where P is the known distribution. If W satisfies this equation and it is ergodic, then the Markov chain will generate X according to the probability distribution P(X).

It is possible that W does not satisfy the detailed balance condition but still generates the distribution P. That's why we say that the above condition is a sufficient condition.

Let's prove that the distribution is invariant under the transition W satisfying the detailed balance condition. Summing over the variable X' and using the normalization condition for W, we have:
sumX' P(X') W(X' to X) =
sumX' P(X) W(X to X') =
P(X) sumX' W(X to X')= P(X)

Consider two pots, A and B, with three red balls and two white balls distributed between them so that A always has two balls and B always has three balls. The balls of same color are not distinguishable. There are three different configurations for the pots as shown above, corresponding to three states X1, X2, X3.

We obtain transitions between these three configurations by picking a ball out of A at random and one out of B at random and interchanging them.

Inspection shows that we can make the following transitions from state i to j with probability W(i to j):

W(1 to 1) = W(1 to 3) = 0, W(1 to 2) = 1

W(2 to 1) = 1/6, W(2 to 2) = 1/2,
W(2 to 3) = 1/3

W(3 to 1)=0, W(3 to 2)=2/3, W(3 to 3) = 1/3

The transition probabilities in matrix form is then:
            0       1       0

W = 1/6     1/2     1/3

           0     2/3     1/3

        1/6       1/2       1/3

W = 1/12   23/36   10/36

        1/9       5/9       1/3

all the elements are nonzero, the transition matrix is regular and ergodic, we expect to find a unique stationary probability distribution Pi, independent of our initial state.

The probabilities Pi satisfy the equation (an eigenvalue problem with eigenvalue 1)

Pi = sumj = 1 to 3 Pj W(j  -> i)
In matrix notation, we have
P = P W
where P=(P1, P2, P3), and T stands for transpose.

Together with the normalization condition:

P1 +P2 +P3 = 1
the solution to the set of linear equation is:
P1 = 1/10, P2 = 6/10, P3=3/10
This is the probability distribution after many transitions. And we have lost all knowledge of the initial state.

We can say this in another way. Let us assume that, initially, the system is in the first configuration.
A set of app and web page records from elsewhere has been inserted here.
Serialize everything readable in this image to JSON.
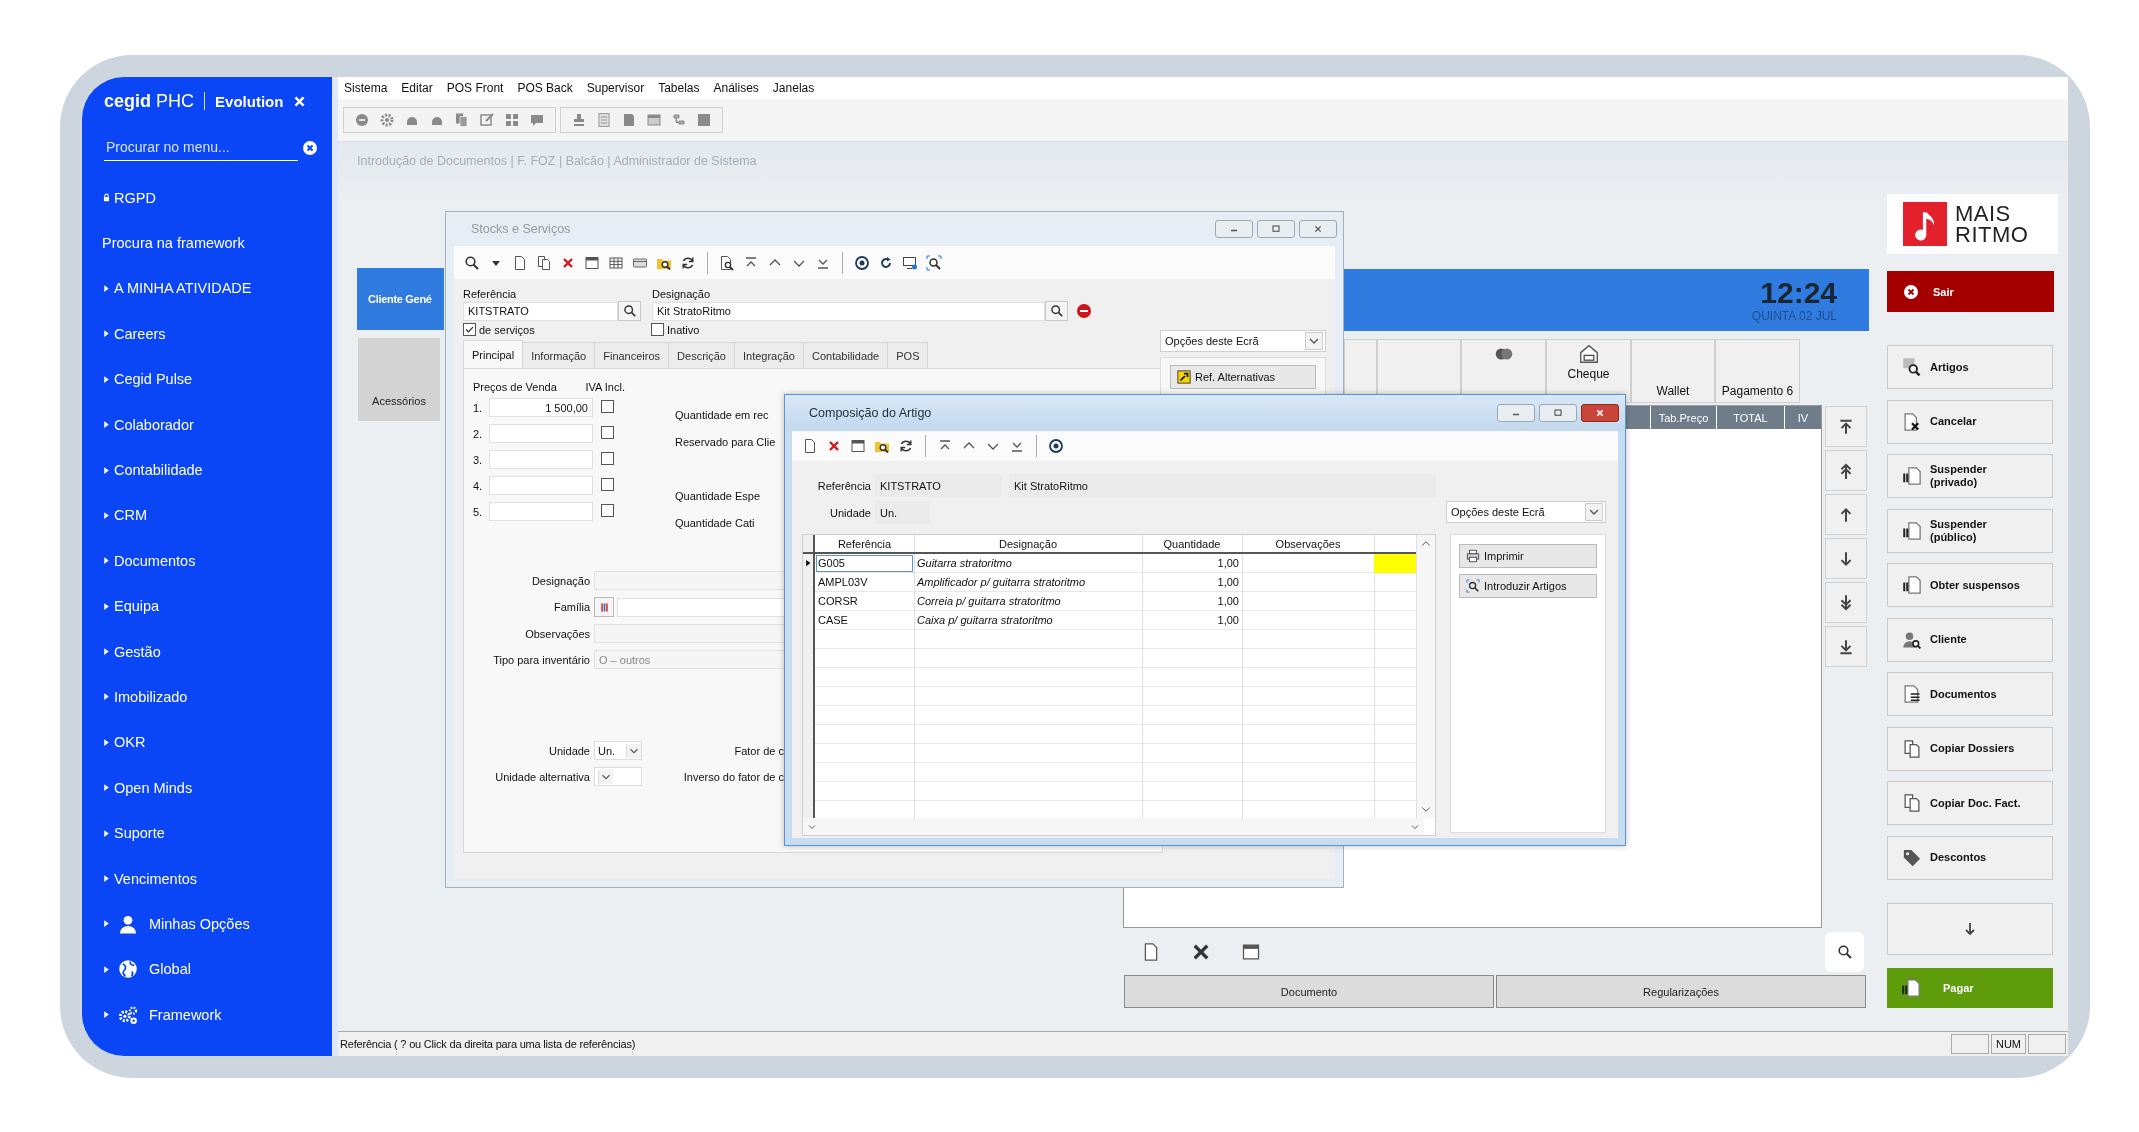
{
  "sidebar": {
    "brand": "cegid",
    "product": "PHC",
    "edition": "Evolution",
    "search": {
      "placeholder": "Procurar no menu..."
    },
    "items": [
      {
        "label": "RGPD",
        "kind": "lock"
      },
      {
        "label": "Procura na framework",
        "kind": "link"
      },
      {
        "label": "A MINHA ATIVIDADE",
        "kind": "folder"
      },
      {
        "label": "Careers",
        "kind": "folder"
      },
      {
        "label": "Cegid Pulse",
        "kind": "folder"
      },
      {
        "label": "Colaborador",
        "kind": "folder"
      },
      {
        "label": "Contabilidade",
        "kind": "folder"
      },
      {
        "label": "CRM",
        "kind": "folder"
      },
      {
        "label": "Documentos",
        "kind": "folder"
      },
      {
        "label": "Equipa",
        "kind": "folder"
      },
      {
        "label": "Gestão",
        "kind": "folder"
      },
      {
        "label": "Imobilizado",
        "kind": "folder"
      },
      {
        "label": "OKR",
        "kind": "folder"
      },
      {
        "label": "Open Minds",
        "kind": "folder"
      },
      {
        "label": "Suporte",
        "kind": "folder"
      },
      {
        "label": "Vencimentos",
        "kind": "folder"
      },
      {
        "label": "Minhas Opções",
        "kind": "user"
      },
      {
        "label": "Global",
        "kind": "globe"
      },
      {
        "label": "Framework",
        "kind": "gears"
      }
    ]
  },
  "menu_bar": [
    "Sistema",
    "Editar",
    "POS Front",
    "POS Back",
    "Supervisor",
    "Tabelas",
    "Análises",
    "Janelas"
  ],
  "document_title": "Introdução de Documentos | F. FOZ | Balcão | Administrador de Sistema",
  "pos": {
    "customer_tile": "Cliente Gené",
    "category_tile": "Acessórios",
    "logo": {
      "line_1": "MAIS",
      "line_2": "RITMO"
    },
    "clock": {
      "time": "12:24",
      "date": "QUINTA 02 JUL"
    },
    "exit_button": "Sair",
    "payment_tiles": [
      {
        "kind": "blank"
      },
      {
        "kind": "blank"
      },
      {
        "kind": "card"
      },
      {
        "label": "Cheque",
        "kind": "cheque"
      },
      {
        "label": "Wallet",
        "kind": "plain"
      },
      {
        "label": "Pagamento 6",
        "kind": "plain"
      }
    ],
    "columns": [
      "Tab.Preço",
      "TOTAL",
      "IV"
    ],
    "actions": [
      {
        "label": "Artigos",
        "kind": "search"
      },
      {
        "label": "Cancelar",
        "kind": "cancel"
      },
      {
        "label": "Suspender\n(privado)",
        "kind": "pause"
      },
      {
        "label": "Suspender\n(público)",
        "kind": "pause"
      },
      {
        "label": "Obter suspensos",
        "kind": "pause"
      },
      {
        "label": "Cliente",
        "kind": "person"
      },
      {
        "label": "Documentos",
        "kind": "document"
      },
      {
        "label": "Copiar Dossiers",
        "kind": "copy"
      },
      {
        "label": "Copiar Doc. Fact.",
        "kind": "copy"
      },
      {
        "label": "Descontos",
        "kind": "tag"
      }
    ],
    "bottom_tabs": [
      "Documento",
      "Regularizações"
    ],
    "pay_button": "Pagar"
  },
  "stocks_window": {
    "title": "Stocks e Serviços",
    "reference": {
      "label": "Referência",
      "value": "KITSTRATO"
    },
    "designation": {
      "label": "Designação",
      "value": "Kit StratoRitmo"
    },
    "services": {
      "label": "de serviços",
      "checked": true
    },
    "inactive": {
      "label": "Inativo",
      "checked": false
    },
    "screen_options": "Opções deste Ecrã",
    "alt_refs_button": "Ref. Alternativas",
    "tabs": [
      {
        "label": "Principal",
        "selected": true
      },
      {
        "label": "Informação",
        "selected": false
      },
      {
        "label": "Financeiros",
        "selected": false
      },
      {
        "label": "Descrição",
        "selected": false
      },
      {
        "label": "Integração",
        "selected": false
      },
      {
        "label": "Contabilidade",
        "selected": false
      },
      {
        "label": "POS",
        "selected": false
      }
    ],
    "prices": {
      "heading": "Preços de Venda",
      "vat_heading": "IVA Incl.",
      "rows": [
        {
          "number": "1.",
          "value": "1 500,00",
          "vat_included": false
        },
        {
          "number": "2.",
          "vat_included": false
        },
        {
          "number": "3.",
          "vat_included": false
        },
        {
          "number": "4.",
          "vat_included": false
        },
        {
          "number": "5.",
          "vat_included": false
        }
      ]
    },
    "quantity_labels": [
      "Quantidade em rec",
      "Reservado para Clie",
      "Quantidade Espe",
      "Quantidade Cati"
    ],
    "details": [
      {
        "label": "Designação",
        "kind": "text"
      },
      {
        "label": "Família",
        "kind": "family"
      },
      {
        "label": "Observações",
        "kind": "text"
      },
      {
        "label": "Tipo para inventário",
        "kind": "disabled",
        "value": "O – outros"
      }
    ],
    "units": [
      {
        "label": "Unidade",
        "value": "Un."
      },
      {
        "label": "Unidade alternativa"
      }
    ],
    "factor_labels": [
      "Fator de c",
      "Inverso do fator de c"
    ]
  },
  "composition_dialog": {
    "title": "Composição do Artigo",
    "reference": {
      "label": "Referência",
      "code": "KITSTRATO",
      "name": "Kit StratoRitmo"
    },
    "unit": {
      "label": "Unidade",
      "value": "Un."
    },
    "screen_options": "Opções deste Ecrã",
    "columns": [
      "Referência",
      "Designação",
      "Quantidade",
      "Observações"
    ],
    "rows": [
      {
        "reference": "G005",
        "designation": "Guitarra stratoritmo",
        "quantity": "1,00",
        "selected": true
      },
      {
        "reference": "AMPL03V",
        "designation": "Amplificador p/ guitarra stratoritmo",
        "quantity": "1,00",
        "selected": false
      },
      {
        "reference": "CORSR",
        "designation": "Correia p/ guitarra stratoritmo",
        "quantity": "1,00",
        "selected": false
      },
      {
        "reference": "CASE",
        "designation": "Caixa p/ guitarra stratoritmo",
        "quantity": "1,00",
        "selected": false
      }
    ],
    "buttons": [
      {
        "label": "Imprimir",
        "kind": "print"
      },
      {
        "label": "Introduzir Artigos",
        "kind": "search"
      }
    ]
  },
  "status_bar": {
    "hint": "Referência ( ? ou Click da direita para uma lista de referências)",
    "indicator": "NUM"
  }
}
We are certain of this. The initial state (our knowledge) is

P01 = 1, P02 = P03 = 0

Now we perform k transitions (k large). What configuration is the system in? We do not know! The configurations are distributed according to Pi and will remain that way. There is a 10% chance the system is in configuration 1, a 60% chance to be in configuration 2, and a 30% chance to be in 3. If we could perform the experiment many times, that is, starting from configuration 1 and making k transitions and then looking at the configuration, we would find and 10% of the time it would end up in configuration 1, 60% of the time it would end up in configuration 2, and 30% of the time it would end up in configuration 3. But for each experiment, we could never be certain of the outcome.

We can see how fast the system converges to the equilibrium probability distribution. Noting that if P0 = (1,0,0),

P1 = P0 W = (0,1,0)

P2 = P1 W = P0 W2 = (1/6, 1/2, 1/3)

P3 = P2 W = P0 W3 = (1/12, 23/36, 5/8)
      ~ (0.083, 0.638, 0.277)

P4 = P3 W = P0 W4 = (23/216, 127/216, 11/36)
     ~ (0.106, 0.587, 0.3)

p6 = P0 W6 ~ (0.1007, 0.5986, 0.3007)

We see that after six transitions, the probabilities are already very close to the limits.